DATA IN THIS EXERCISE Start Marker
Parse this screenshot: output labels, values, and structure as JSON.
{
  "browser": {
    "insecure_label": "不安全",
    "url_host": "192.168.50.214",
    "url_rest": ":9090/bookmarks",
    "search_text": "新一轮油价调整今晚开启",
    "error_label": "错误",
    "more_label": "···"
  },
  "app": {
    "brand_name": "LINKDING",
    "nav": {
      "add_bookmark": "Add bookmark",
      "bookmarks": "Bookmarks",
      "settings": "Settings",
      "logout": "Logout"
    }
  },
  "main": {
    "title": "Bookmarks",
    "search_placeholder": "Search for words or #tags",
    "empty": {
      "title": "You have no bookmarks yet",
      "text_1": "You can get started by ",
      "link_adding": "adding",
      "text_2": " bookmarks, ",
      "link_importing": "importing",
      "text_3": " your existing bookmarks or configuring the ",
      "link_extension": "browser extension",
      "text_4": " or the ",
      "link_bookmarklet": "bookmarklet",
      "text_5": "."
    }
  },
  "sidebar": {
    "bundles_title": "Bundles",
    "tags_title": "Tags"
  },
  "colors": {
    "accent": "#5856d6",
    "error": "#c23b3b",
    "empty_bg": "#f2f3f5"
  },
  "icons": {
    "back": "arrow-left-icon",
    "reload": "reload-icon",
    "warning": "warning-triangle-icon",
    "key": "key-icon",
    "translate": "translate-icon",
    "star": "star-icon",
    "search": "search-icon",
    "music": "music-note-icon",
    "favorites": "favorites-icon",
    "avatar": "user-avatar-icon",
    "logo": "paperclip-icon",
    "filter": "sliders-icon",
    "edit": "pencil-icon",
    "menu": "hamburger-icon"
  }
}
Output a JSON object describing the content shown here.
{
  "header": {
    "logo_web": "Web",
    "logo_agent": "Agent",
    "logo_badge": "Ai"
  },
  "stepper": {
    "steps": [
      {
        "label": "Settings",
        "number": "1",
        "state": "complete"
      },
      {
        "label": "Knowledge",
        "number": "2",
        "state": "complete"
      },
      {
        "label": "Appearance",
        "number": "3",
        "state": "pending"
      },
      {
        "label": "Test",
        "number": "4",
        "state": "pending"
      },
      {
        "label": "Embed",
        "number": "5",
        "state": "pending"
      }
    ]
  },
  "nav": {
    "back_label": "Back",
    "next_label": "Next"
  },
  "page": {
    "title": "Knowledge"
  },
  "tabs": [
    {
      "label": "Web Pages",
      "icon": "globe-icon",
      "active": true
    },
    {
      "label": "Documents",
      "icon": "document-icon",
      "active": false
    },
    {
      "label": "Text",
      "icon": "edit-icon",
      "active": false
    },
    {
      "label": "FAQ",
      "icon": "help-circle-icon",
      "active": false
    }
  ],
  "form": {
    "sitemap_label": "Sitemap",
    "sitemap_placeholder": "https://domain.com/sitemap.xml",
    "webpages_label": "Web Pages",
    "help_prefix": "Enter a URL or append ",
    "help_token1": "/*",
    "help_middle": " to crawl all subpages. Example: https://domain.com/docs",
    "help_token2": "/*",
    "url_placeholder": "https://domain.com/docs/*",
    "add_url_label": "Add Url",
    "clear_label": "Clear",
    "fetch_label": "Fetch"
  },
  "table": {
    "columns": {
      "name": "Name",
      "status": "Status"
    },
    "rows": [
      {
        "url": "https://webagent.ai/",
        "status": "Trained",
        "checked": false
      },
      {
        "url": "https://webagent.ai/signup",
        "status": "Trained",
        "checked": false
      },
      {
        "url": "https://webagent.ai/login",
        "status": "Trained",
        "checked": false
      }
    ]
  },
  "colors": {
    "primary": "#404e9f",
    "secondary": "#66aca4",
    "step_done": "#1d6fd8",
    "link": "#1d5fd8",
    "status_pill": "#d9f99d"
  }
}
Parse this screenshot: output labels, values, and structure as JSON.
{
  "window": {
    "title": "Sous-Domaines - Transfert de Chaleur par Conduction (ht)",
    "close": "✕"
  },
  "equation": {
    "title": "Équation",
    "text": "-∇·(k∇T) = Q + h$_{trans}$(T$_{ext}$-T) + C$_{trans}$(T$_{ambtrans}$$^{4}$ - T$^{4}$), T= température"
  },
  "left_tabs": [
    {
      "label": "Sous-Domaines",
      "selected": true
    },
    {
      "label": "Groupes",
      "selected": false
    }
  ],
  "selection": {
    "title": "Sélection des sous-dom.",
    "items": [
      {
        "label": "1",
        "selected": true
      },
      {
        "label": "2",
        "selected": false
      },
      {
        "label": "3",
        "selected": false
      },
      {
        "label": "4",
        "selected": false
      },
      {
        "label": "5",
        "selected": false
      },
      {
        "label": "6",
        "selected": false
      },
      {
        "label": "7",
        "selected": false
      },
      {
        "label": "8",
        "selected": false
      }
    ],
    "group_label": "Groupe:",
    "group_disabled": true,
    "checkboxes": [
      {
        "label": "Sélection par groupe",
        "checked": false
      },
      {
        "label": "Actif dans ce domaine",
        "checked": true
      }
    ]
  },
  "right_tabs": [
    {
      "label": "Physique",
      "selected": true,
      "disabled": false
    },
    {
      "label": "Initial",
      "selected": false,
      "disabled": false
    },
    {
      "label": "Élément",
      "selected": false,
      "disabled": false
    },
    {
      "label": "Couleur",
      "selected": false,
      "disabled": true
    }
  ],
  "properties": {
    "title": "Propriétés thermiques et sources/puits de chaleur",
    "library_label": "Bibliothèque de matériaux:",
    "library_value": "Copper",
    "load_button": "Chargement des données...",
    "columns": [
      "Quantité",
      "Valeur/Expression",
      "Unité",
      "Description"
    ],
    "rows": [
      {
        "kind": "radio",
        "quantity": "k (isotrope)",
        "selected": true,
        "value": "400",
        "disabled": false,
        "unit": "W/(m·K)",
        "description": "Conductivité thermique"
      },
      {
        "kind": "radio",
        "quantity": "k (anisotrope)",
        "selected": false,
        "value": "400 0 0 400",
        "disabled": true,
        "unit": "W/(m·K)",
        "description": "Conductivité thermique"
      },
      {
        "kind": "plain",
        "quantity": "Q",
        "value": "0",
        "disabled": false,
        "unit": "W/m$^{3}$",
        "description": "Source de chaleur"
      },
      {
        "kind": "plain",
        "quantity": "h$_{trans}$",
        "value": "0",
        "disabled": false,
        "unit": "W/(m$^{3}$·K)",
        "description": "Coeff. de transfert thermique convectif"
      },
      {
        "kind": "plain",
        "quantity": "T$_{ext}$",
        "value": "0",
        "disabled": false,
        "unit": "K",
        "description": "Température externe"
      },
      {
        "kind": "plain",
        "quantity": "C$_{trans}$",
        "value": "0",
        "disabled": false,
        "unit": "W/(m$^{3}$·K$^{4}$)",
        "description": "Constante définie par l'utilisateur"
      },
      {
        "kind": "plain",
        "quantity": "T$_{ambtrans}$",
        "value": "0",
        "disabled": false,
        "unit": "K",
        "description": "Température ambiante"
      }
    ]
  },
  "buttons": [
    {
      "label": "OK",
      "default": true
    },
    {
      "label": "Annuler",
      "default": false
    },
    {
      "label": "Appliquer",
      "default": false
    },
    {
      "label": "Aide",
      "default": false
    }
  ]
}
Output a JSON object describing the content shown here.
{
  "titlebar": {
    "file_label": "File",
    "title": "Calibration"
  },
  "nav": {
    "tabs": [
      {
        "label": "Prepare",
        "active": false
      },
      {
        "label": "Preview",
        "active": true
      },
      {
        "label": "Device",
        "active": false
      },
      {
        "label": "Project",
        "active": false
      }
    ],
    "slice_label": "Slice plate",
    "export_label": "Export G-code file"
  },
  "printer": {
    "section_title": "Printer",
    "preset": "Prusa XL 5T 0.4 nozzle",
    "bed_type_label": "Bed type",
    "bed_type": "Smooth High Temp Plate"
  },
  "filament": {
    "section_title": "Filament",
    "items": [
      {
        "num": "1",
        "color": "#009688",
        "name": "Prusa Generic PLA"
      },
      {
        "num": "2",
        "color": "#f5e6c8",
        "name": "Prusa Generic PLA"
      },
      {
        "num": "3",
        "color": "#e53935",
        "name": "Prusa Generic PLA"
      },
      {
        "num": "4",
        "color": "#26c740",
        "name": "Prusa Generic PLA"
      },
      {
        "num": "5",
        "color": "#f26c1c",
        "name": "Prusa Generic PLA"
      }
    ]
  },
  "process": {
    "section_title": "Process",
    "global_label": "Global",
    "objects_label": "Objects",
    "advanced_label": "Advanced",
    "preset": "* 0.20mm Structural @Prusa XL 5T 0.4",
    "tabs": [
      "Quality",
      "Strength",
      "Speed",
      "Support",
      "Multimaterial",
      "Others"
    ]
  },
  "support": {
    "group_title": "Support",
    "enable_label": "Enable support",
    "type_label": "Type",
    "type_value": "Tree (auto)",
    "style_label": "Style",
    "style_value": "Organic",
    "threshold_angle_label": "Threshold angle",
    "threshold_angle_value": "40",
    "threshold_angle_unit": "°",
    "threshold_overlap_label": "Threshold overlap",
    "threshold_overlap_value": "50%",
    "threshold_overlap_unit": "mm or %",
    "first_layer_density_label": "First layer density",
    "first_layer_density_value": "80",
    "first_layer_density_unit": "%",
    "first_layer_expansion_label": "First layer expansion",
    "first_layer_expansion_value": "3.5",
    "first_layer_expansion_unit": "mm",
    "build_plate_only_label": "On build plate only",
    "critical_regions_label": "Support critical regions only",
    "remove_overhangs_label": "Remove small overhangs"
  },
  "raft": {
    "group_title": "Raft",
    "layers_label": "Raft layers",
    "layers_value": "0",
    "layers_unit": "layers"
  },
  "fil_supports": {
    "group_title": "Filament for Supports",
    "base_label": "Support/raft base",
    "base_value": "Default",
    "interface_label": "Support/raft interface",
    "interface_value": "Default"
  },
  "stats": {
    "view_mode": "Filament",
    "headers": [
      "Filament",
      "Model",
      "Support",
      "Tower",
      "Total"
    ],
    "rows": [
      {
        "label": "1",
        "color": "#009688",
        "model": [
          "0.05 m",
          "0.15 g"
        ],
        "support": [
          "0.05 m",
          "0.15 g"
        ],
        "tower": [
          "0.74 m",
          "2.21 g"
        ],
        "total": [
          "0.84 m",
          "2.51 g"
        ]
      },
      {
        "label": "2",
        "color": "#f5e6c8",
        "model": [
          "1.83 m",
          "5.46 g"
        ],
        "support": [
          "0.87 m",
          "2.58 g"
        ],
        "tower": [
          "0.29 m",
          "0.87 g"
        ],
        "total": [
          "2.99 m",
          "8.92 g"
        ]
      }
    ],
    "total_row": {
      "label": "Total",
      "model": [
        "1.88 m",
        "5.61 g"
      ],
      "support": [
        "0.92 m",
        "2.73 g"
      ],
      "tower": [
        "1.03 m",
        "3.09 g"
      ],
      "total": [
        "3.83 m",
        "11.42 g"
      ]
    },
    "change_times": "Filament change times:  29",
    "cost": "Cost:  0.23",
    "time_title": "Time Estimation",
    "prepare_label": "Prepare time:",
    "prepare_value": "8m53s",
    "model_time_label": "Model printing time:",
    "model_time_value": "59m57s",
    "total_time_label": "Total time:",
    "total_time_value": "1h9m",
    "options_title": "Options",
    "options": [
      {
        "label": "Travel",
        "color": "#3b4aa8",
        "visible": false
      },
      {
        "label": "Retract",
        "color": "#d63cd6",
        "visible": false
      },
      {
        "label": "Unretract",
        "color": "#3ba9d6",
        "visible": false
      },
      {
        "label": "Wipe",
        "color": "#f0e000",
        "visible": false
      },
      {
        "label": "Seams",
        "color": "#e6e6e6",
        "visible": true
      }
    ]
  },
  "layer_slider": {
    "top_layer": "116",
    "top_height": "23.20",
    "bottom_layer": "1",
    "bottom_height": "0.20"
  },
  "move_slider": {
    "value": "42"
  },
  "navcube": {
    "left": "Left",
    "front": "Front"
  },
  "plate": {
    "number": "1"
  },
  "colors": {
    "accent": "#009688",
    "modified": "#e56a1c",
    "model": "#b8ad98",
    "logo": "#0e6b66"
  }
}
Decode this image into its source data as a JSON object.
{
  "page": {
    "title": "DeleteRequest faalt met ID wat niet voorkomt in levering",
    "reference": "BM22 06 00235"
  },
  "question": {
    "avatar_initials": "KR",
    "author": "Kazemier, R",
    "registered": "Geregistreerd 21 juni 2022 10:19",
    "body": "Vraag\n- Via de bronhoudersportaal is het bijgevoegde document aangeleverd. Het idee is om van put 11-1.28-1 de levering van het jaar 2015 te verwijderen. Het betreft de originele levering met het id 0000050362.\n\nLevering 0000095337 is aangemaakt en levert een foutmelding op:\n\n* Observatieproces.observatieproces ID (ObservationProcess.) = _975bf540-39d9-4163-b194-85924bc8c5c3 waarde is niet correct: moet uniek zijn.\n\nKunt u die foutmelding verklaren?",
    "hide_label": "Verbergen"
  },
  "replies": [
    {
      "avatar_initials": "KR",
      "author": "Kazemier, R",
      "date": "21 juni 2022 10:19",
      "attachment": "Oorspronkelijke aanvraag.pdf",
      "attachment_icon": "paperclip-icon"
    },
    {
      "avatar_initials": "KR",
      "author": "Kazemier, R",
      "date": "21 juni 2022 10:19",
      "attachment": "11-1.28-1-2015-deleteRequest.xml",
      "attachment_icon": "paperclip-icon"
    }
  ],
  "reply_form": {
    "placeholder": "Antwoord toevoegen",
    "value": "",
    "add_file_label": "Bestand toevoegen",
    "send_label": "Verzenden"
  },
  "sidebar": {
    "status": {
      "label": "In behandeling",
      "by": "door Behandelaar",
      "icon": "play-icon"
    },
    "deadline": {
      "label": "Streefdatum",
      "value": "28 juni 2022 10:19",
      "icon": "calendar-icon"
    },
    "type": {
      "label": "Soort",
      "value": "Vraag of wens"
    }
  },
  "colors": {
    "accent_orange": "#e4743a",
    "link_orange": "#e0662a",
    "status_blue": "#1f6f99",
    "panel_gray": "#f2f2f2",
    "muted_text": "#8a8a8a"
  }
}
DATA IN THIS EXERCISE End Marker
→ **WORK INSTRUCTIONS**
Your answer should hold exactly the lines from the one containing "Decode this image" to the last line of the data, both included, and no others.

→ **EXERCISE RESULT**
Decode this image into its source data as a JSON object.
{
  "page": {
    "title": "DeleteRequest faalt met ID wat niet voorkomt in levering",
    "reference": "BM22 06 00235"
  },
  "question": {
    "avatar_initials": "KR",
    "author": "Kazemier, R",
    "registered": "Geregistreerd 21 juni 2022 10:19",
    "body": "Vraag\n- Via de bronhoudersportaal is het bijgevoegde document aangeleverd. Het idee is om van put 11-1.28-1 de levering van het jaar 2015 te verwijderen. Het betreft de originele levering met het id 0000050362.\n\nLevering 0000095337 is aangemaakt en levert een foutmelding op:\n\n* Observatieproces.observatieproces ID (ObservationProcess.) = _975bf540-39d9-4163-b194-85924bc8c5c3 waarde is niet correct: moet uniek zijn.\n\nKunt u die foutmelding verklaren?",
    "hide_label": "Verbergen"
  },
  "replies": [
    {
      "avatar_initials": "KR",
      "author": "Kazemier, R",
      "date": "21 juni 2022 10:19",
      "attachment": "Oorspronkelijke aanvraag.pdf",
      "attachment_icon": "paperclip-icon"
    },
    {
      "avatar_initials": "KR",
      "author": "Kazemier, R",
      "date": "21 juni 2022 10:19",
      "attachment": "11-1.28-1-2015-deleteRequest.xml",
      "attachment_icon": "paperclip-icon"
    }
  ],
  "reply_form": {
    "placeholder": "Antwoord toevoegen",
    "value": "",
    "add_file_label": "Bestand toevoegen",
    "send_label": "Verzenden"
  },
  "sidebar": {
    "status": {
      "label": "In behandeling",
      "by": "door Behandelaar",
      "icon": "play-icon"
    },
    "deadline": {
      "label": "Streefdatum",
      "value": "28 juni 2022 10:19",
      "icon": "calendar-icon"
    },
    "type": {
      "label": "Soort",
      "value": "Vraag of wens"
    }
  },
  "colors": {
    "accent_orange": "#e4743a",
    "link_orange": "#e0662a",
    "status_blue": "#1f6f99",
    "panel_gray": "#f2f2f2",
    "muted_text": "#8a8a8a"
  }
}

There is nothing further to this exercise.